• WHAT THE TASK ASKS:
Go over the entries below line by line, copying each one that contains the word "time".

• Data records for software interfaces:
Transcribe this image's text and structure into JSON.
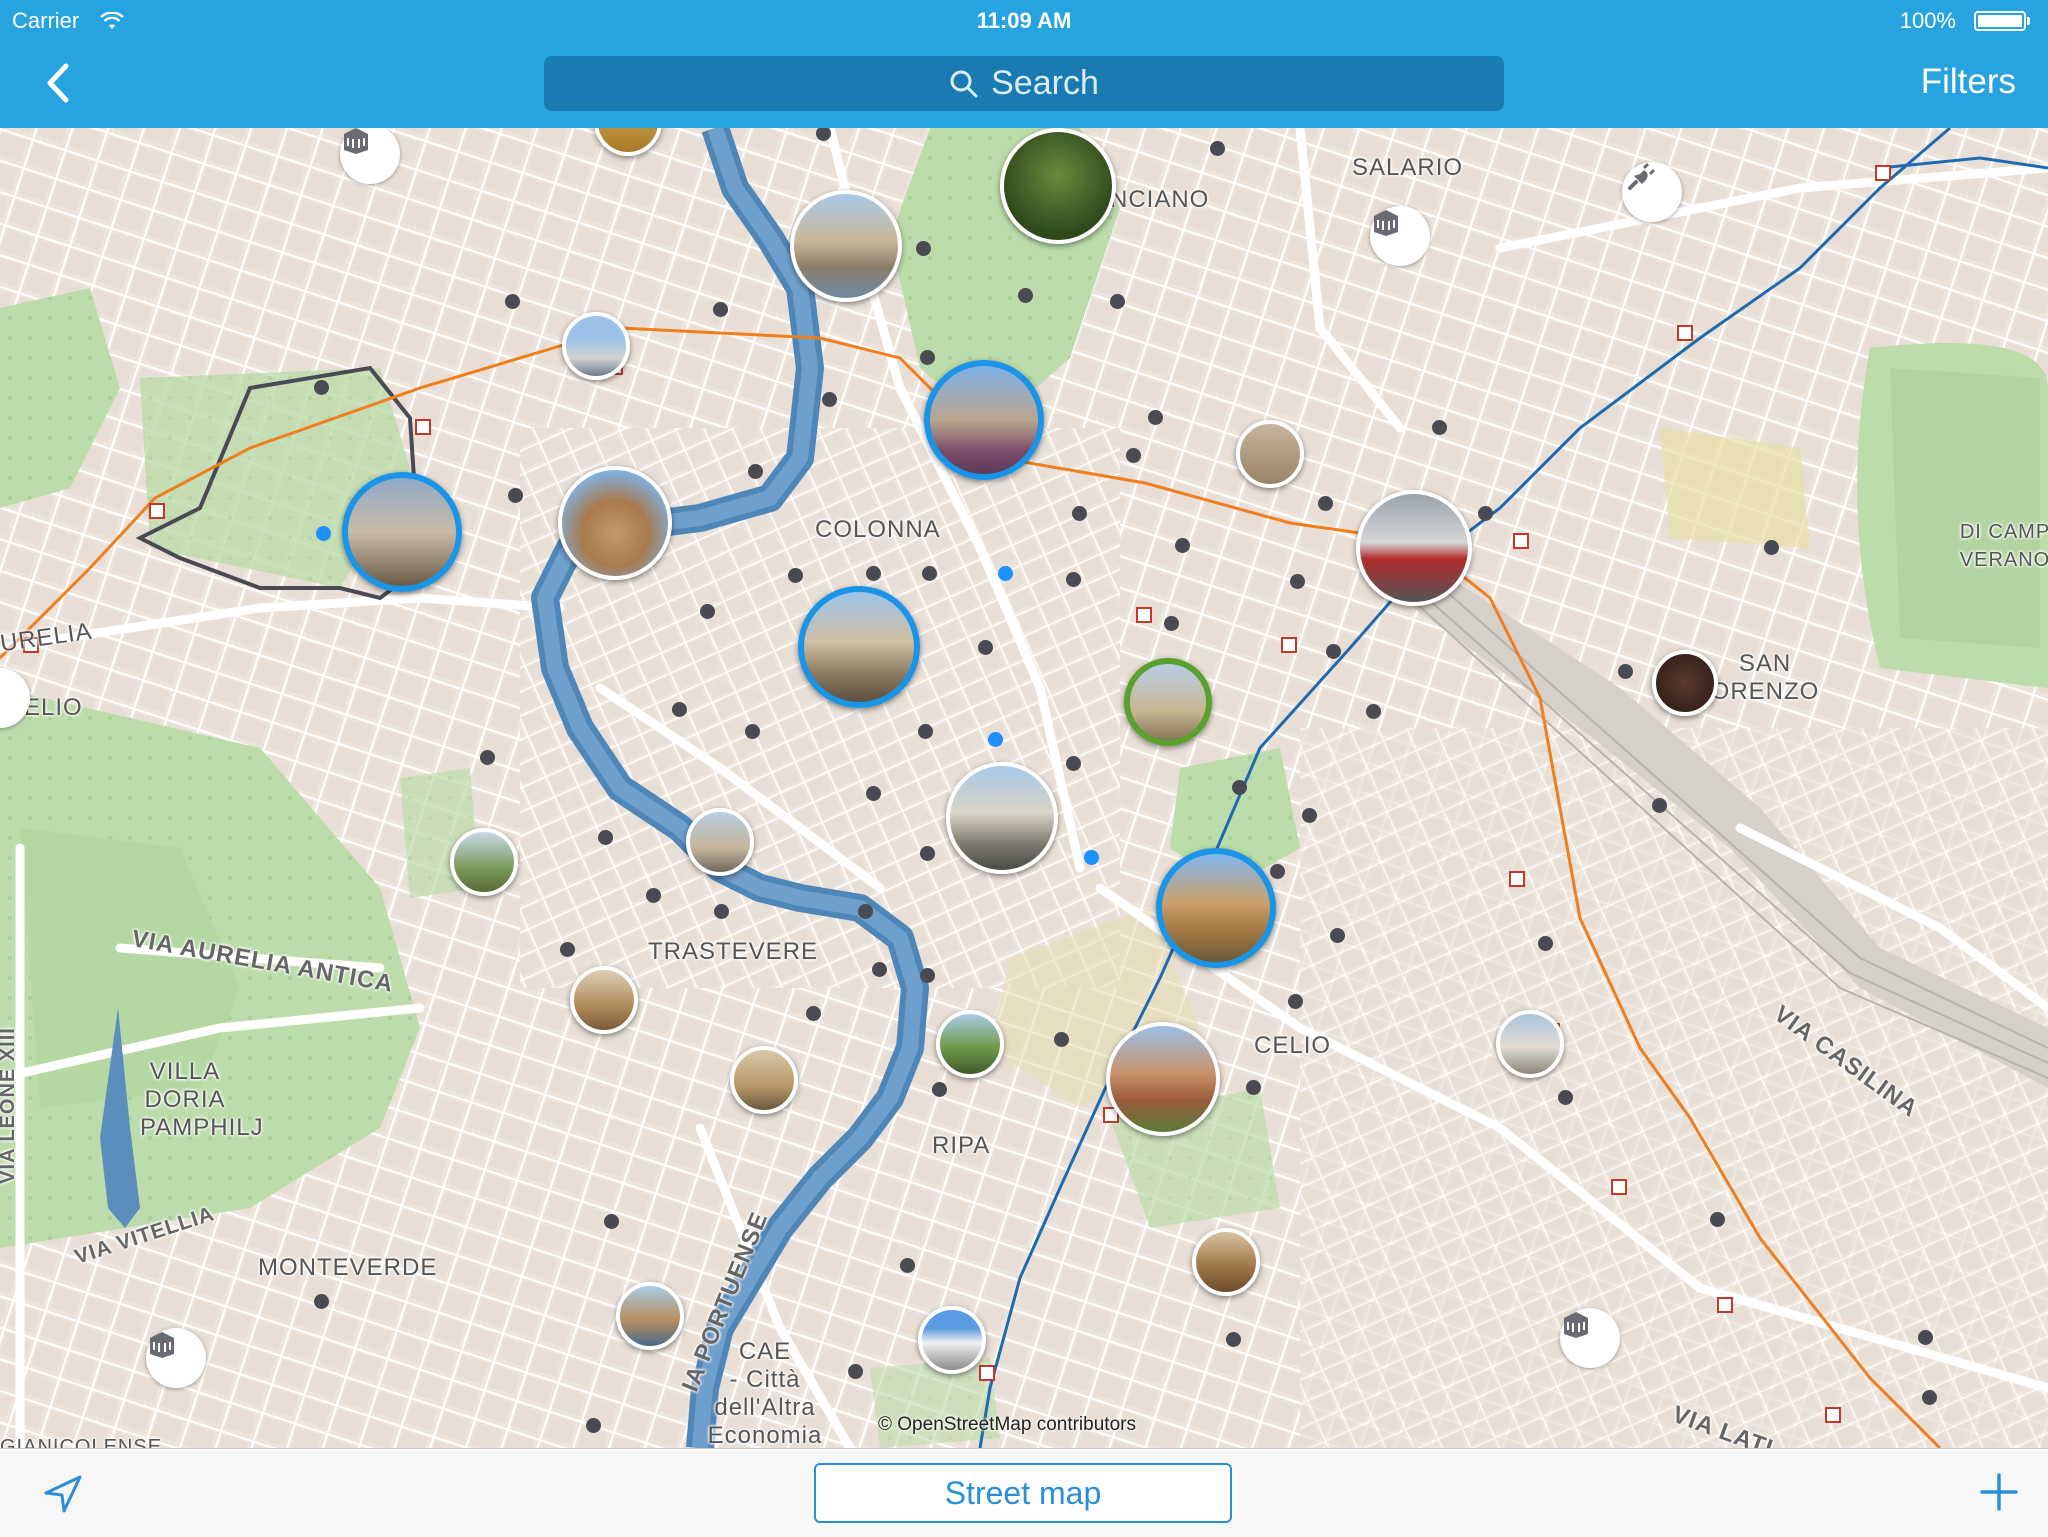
{
  "status_bar": {
    "carrier": "Carrier",
    "time": "11:09 AM",
    "battery": "100%"
  },
  "nav": {
    "search_placeholder": "Search",
    "filters_label": "Filters"
  },
  "map": {
    "labels": {
      "salario": "SALARIO",
      "nciano": "NCIANO",
      "colonna": "COLONNA",
      "urelia": "URELIA",
      "elio": "ELIO",
      "trastevere": "TRASTEVERE",
      "via_aurelia_antica": "VIA AURELIA ANTICA",
      "villa_doria": "VILLA\nDORIA\nPAMPHILJ",
      "via_leone": "VIA LEONE XIII",
      "via_vitellia": "VIA VITELLIA",
      "monteverde": "MONTEVERDE",
      "via_portuense": "IA PORTUENSE",
      "cae": "CAE\n- Città\ndell'Altra\nEconomia",
      "ripa": "RIPA",
      "celio": "CELIO",
      "san_lorenzo": "SAN\nORENZO",
      "verano": "DI CAMP\nVERANO",
      "via_casilina": "VIA CASILINA",
      "via_latina": "VIA LATI",
      "gianicolense": "GIANICOLENSE"
    },
    "attribution": "© OpenStreetMap contributors"
  },
  "toolbar": {
    "map_type_label": "Street map"
  },
  "colors": {
    "accent": "#27a3e0",
    "selected": "#1a94e6",
    "green_marker": "#5aa02c",
    "metro_orange": "#f07d1e",
    "metro_blue": "#1d6ab0"
  }
}
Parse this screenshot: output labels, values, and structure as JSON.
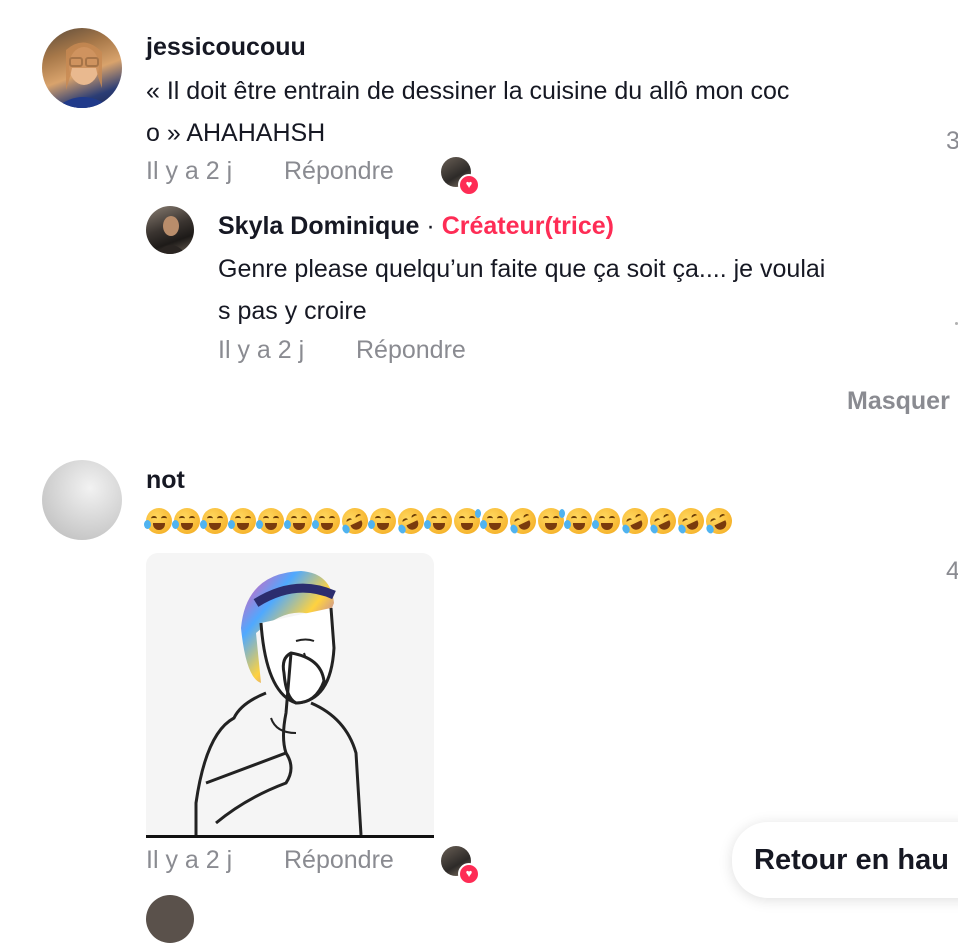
{
  "comments": [
    {
      "username": "jessicoucouu",
      "text_line1": "« Il doit être entrain de dessiner la cuisine du allô mon coc",
      "text_line2": "o » AHAHAHSH",
      "time": "Il y a 2 j",
      "reply_label": "Répondre",
      "like_count_partial": "3",
      "reply": {
        "username": "Skyla Dominique",
        "separator": "·",
        "badge": "Créateur(trice)",
        "text_line1": "Genre please quelqu’un faite que ça soit ça.... je voulai",
        "text_line2": "s pas y croire",
        "time": "Il y a 2 j",
        "reply_label": "Répondre"
      },
      "hide_label": "Masquer"
    },
    {
      "username": "not",
      "emojis": [
        "joy",
        "joy",
        "joy",
        "joy",
        "joy",
        "joy",
        "joy",
        "rofl",
        "joy",
        "rofl",
        "joy",
        "sweat",
        "joy",
        "rofl",
        "sweat",
        "joy",
        "joy",
        "rofl",
        "rofl",
        "rofl",
        "rofl"
      ],
      "time": "Il y a 2 j",
      "reply_label": "Répondre",
      "like_count_partial": "4"
    }
  ],
  "back_to_top_label": "Retour en hau",
  "colors": {
    "accent": "#fe2c55",
    "muted": "#8a8b91",
    "text": "#161823"
  }
}
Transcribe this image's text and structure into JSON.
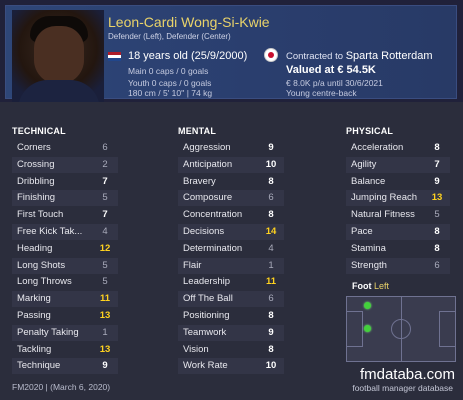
{
  "player": {
    "name": "Leon-Cardi Wong-Si-Kwie",
    "positions": "Defender (Left), Defender (Center)",
    "age": "18 years old (25/9/2000)",
    "caps_main": "Main 0 caps / 0 goals",
    "caps_youth": "Youth 0 caps / 0 goals",
    "height_weight": "180 cm / 5' 10'' | 74 kg",
    "contract_prefix": "Contracted to",
    "club": "Sparta Rotterdam",
    "value": "Valued at € 54.5K",
    "wage": "€ 8.0K p/a until 30/6/2021",
    "role": "Young centre-back",
    "flag_icon": "netherlands-flag-icon",
    "club_icon": "sparta-rotterdam-badge-icon"
  },
  "sections": {
    "technical": "TECHNICAL",
    "mental": "MENTAL",
    "physical": "PHYSICAL"
  },
  "technical": [
    {
      "label": "Corners",
      "value": "6"
    },
    {
      "label": "Crossing",
      "value": "2"
    },
    {
      "label": "Dribbling",
      "value": "7"
    },
    {
      "label": "Finishing",
      "value": "5"
    },
    {
      "label": "First Touch",
      "value": "7"
    },
    {
      "label": "Free Kick Tak...",
      "value": "4"
    },
    {
      "label": "Heading",
      "value": "12"
    },
    {
      "label": "Long Shots",
      "value": "5"
    },
    {
      "label": "Long Throws",
      "value": "5"
    },
    {
      "label": "Marking",
      "value": "11"
    },
    {
      "label": "Passing",
      "value": "13"
    },
    {
      "label": "Penalty Taking",
      "value": "1"
    },
    {
      "label": "Tackling",
      "value": "13"
    },
    {
      "label": "Technique",
      "value": "9"
    }
  ],
  "mental": [
    {
      "label": "Aggression",
      "value": "9"
    },
    {
      "label": "Anticipation",
      "value": "10"
    },
    {
      "label": "Bravery",
      "value": "8"
    },
    {
      "label": "Composure",
      "value": "6"
    },
    {
      "label": "Concentration",
      "value": "8"
    },
    {
      "label": "Decisions",
      "value": "14"
    },
    {
      "label": "Determination",
      "value": "4"
    },
    {
      "label": "Flair",
      "value": "1"
    },
    {
      "label": "Leadership",
      "value": "11"
    },
    {
      "label": "Off The Ball",
      "value": "6"
    },
    {
      "label": "Positioning",
      "value": "8"
    },
    {
      "label": "Teamwork",
      "value": "9"
    },
    {
      "label": "Vision",
      "value": "8"
    },
    {
      "label": "Work Rate",
      "value": "10"
    }
  ],
  "physical": [
    {
      "label": "Acceleration",
      "value": "8"
    },
    {
      "label": "Agility",
      "value": "7"
    },
    {
      "label": "Balance",
      "value": "9"
    },
    {
      "label": "Jumping Reach",
      "value": "13"
    },
    {
      "label": "Natural Fitness",
      "value": "5"
    },
    {
      "label": "Pace",
      "value": "8"
    },
    {
      "label": "Stamina",
      "value": "8"
    },
    {
      "label": "Strength",
      "value": "6"
    }
  ],
  "foot": {
    "label": "Foot",
    "value": "Left"
  },
  "footer": {
    "version": "FM2020 | (March 6, 2020)",
    "brand": "fmdataba.com",
    "brand_sub": "football manager database"
  },
  "colors": {
    "name": "#e9d36a",
    "high_attribute": "#ffd21f",
    "position_marker": "#43d13c"
  }
}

• WRITTEN SOLUTION:
    "time": "11:09 AM",
      "time": "Il y a 2 j",
        "time": "Il y a 2 j",
      "time": "Il y a 2 j",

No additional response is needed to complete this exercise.